Not a chance. It's because people love great story-telling. Businesses who deploy great story-telling will reap the rewards Allstate has. Since Mayhem debuted, Allstate has seen increases in market share, brand recognition and engagement, and most importantly increased revenue.

How's that for a great story?

Patrick Kirk

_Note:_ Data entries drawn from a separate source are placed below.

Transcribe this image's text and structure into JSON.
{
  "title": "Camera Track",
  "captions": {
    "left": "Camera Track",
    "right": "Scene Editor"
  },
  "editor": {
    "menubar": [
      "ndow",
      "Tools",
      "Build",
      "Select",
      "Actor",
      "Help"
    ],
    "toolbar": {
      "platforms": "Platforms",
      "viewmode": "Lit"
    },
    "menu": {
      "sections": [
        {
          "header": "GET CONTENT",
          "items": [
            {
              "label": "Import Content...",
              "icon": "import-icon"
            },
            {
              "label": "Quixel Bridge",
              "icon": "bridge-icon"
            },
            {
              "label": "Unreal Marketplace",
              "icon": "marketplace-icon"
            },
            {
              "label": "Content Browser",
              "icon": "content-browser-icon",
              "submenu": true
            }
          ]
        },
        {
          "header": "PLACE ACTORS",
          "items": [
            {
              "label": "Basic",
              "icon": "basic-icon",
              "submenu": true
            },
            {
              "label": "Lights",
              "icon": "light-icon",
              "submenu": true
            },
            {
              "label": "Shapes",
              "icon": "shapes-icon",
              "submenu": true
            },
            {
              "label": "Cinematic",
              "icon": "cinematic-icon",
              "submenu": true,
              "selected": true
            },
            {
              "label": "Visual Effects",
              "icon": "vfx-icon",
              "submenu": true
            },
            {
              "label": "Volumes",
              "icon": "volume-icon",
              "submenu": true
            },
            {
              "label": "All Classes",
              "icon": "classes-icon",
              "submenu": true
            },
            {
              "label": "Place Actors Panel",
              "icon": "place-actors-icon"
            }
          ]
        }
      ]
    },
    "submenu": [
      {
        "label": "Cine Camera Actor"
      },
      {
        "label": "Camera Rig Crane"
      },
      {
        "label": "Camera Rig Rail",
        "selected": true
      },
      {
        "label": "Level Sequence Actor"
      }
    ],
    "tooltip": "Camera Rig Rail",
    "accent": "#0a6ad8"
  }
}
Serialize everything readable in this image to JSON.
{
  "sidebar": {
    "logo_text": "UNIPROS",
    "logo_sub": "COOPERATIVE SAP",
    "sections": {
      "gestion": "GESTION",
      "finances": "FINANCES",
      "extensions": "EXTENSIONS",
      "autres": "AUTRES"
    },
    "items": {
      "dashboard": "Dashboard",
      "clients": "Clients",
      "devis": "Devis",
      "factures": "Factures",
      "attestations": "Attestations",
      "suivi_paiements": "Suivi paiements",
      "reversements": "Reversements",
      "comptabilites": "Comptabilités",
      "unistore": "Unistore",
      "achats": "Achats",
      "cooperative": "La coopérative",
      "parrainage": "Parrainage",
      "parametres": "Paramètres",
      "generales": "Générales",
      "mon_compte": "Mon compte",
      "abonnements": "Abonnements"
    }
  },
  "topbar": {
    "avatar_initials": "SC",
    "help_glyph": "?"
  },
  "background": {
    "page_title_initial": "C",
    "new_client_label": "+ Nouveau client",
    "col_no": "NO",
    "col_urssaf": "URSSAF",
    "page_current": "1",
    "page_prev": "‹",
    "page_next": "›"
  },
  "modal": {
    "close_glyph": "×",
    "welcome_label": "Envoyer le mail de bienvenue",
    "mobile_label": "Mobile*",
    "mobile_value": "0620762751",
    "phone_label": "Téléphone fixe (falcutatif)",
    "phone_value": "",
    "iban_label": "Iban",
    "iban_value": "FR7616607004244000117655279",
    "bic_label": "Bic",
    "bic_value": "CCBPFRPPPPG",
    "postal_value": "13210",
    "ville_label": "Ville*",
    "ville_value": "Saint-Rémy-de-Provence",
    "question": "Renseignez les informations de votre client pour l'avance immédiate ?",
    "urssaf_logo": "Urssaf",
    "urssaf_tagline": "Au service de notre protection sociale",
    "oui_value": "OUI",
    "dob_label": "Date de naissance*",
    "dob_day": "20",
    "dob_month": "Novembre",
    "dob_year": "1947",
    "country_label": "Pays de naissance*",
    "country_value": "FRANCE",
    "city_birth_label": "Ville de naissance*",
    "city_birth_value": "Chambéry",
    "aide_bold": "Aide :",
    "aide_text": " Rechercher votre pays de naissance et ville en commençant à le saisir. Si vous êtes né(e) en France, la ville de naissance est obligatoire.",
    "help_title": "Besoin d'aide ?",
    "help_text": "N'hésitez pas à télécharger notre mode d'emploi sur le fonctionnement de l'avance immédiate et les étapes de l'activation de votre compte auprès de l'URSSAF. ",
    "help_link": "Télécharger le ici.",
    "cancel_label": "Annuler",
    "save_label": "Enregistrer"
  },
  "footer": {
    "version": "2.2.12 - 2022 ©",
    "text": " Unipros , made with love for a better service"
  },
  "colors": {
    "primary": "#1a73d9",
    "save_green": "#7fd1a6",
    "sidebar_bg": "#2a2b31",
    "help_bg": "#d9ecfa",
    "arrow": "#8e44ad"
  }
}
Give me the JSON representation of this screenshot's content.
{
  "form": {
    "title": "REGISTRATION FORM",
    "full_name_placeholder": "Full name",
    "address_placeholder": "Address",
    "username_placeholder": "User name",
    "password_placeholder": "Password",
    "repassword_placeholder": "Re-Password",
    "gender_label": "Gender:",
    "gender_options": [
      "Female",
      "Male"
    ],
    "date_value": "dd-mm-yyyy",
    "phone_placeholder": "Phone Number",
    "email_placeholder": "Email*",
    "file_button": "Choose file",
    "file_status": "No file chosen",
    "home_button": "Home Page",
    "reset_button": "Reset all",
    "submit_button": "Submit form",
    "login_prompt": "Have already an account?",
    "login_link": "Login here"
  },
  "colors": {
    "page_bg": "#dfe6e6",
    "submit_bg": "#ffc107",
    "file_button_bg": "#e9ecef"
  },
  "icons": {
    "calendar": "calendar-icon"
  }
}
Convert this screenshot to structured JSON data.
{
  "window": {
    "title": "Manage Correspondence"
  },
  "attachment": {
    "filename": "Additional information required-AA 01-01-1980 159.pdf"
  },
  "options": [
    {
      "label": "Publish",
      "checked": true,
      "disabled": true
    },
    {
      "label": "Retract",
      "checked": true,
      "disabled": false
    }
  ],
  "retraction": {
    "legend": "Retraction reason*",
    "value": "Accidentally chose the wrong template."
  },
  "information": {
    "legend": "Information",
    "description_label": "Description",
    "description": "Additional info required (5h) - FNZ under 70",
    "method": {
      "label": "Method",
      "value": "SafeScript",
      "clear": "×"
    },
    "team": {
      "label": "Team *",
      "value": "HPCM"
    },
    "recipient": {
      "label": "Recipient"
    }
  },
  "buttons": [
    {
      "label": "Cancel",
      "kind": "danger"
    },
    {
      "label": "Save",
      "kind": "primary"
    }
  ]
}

No one knows the exact day Patrick Kirk was born, because he was carried into town by a pack of wild coyotes, but the end of March seems to have some consensus built around it. The townsfolk hadn’t much need for a coyote-raised wild boy seein’ as they already had a town idiot. So, they set Patrick off with the next traveling circus that rolled through town. It was there that the young boy learned of books and math and writing and other cultural offerings from Martha, the kindly old bearded lady, and her husband, Harold, the world’s tallest midget. In between shows, he would explore each new town, never having the chance to make friends with children his age, mostly because they didn’t speak coyote… However, it was on one such trek in his later teen years that Patrick happened upon a small cinema playing an engagement of Major League II. From then on, he knew that he must dedicate his life to motion pictures. The members of the circus were sad to see him go, some angry calling cinema ‘beneath them’, but Patrick took his leave and headed off to university to study the filmic arts. Over nearly half a decade of study, Patrick learned from notables such as Fritz Kiersch, director of Children of the Corn, and Gray Fredrickson, producer of the Godfather Trilogy. Patrick has worked locally in the Oklahoma City market as a grip, camera operator, and editor. He has directed a number of short films and commercial projects and aspires to do more. When not in the editing suite or on set, Patrick can be found relaxing at local sporting events or playing a round of golf. He is particularly fond of poker and has been known to frequent the local casinos. Patrick also experiments with cooking and can make a mean batch of tacos. Among things he still would like to accomplish, Patrick hopes to fly to the moon one day and get into an old fashioned pistols at dawn duel; preferably both at the same time.